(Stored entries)
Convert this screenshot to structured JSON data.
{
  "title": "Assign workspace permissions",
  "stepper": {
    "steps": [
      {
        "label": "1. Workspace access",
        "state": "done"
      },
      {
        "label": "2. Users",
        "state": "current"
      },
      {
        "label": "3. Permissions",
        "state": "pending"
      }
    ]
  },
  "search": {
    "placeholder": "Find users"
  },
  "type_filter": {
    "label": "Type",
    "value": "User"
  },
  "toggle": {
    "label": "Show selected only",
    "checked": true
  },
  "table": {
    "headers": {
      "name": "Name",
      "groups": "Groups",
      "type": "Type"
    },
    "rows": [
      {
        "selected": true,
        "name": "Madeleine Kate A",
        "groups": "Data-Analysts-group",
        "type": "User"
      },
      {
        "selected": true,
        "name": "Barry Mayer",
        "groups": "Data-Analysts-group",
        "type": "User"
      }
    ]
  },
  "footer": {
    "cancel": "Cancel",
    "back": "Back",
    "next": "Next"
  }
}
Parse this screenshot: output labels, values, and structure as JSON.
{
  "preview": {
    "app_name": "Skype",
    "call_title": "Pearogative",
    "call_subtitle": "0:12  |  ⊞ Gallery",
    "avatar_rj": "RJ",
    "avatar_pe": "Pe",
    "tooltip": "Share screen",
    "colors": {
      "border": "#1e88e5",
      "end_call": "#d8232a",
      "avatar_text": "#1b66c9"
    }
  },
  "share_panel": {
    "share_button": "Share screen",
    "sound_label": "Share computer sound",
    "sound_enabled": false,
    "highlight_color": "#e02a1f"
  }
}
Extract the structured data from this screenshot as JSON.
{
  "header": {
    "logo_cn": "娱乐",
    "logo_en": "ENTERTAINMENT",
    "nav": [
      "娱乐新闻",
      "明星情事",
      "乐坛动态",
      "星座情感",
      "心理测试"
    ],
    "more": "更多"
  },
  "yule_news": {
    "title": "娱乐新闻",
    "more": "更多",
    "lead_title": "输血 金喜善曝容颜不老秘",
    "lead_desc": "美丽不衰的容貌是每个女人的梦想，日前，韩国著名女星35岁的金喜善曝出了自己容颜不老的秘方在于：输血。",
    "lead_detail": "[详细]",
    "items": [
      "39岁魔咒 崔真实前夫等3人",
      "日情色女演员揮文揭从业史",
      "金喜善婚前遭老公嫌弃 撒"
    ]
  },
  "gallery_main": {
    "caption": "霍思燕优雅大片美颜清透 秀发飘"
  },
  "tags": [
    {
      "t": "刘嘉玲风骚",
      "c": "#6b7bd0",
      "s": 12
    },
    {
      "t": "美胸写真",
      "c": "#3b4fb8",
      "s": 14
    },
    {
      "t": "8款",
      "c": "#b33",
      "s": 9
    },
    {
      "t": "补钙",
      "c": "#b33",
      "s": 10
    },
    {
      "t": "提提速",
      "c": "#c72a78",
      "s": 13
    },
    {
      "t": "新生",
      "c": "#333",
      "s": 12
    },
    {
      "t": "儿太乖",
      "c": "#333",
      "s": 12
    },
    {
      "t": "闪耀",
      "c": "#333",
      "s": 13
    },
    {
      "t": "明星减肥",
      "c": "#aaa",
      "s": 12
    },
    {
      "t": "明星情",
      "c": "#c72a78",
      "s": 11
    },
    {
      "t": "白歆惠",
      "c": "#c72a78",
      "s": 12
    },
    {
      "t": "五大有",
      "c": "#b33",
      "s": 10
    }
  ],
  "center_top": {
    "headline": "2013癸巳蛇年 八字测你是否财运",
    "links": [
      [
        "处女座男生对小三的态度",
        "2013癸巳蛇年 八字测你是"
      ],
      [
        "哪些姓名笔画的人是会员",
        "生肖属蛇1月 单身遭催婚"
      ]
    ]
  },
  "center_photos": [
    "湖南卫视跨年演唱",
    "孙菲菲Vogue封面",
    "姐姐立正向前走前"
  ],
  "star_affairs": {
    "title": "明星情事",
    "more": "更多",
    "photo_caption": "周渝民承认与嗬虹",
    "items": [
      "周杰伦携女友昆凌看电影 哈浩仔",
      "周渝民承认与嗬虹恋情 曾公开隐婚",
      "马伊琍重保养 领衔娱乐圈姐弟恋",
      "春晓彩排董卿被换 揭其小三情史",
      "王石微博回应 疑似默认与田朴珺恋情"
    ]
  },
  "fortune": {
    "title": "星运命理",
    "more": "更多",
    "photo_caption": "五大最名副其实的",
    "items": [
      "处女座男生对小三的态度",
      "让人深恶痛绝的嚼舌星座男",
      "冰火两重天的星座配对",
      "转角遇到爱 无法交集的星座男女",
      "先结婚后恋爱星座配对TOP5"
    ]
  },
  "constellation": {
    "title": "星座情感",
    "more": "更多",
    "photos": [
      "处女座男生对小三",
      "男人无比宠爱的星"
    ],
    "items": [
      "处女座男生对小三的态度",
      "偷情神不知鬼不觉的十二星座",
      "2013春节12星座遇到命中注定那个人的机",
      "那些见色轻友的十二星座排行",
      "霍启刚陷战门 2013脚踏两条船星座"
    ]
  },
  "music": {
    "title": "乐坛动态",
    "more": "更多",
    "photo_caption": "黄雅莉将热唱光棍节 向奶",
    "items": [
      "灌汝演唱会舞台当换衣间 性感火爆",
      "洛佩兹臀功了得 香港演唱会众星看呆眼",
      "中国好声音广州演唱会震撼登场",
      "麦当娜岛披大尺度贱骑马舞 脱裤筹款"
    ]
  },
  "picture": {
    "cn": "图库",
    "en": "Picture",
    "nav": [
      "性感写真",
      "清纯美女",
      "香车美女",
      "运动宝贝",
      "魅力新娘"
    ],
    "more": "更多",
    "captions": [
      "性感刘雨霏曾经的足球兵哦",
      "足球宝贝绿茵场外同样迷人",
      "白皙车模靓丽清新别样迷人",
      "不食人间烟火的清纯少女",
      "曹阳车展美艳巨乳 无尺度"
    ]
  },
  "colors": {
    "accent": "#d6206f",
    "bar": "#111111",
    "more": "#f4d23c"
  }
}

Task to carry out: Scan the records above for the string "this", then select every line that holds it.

Answer area:
Convert this screenshot to structured JSON data.
Parse this screenshot: output labels, values, and structure as JSON.
Extract the structured data from this screenshot as JSON.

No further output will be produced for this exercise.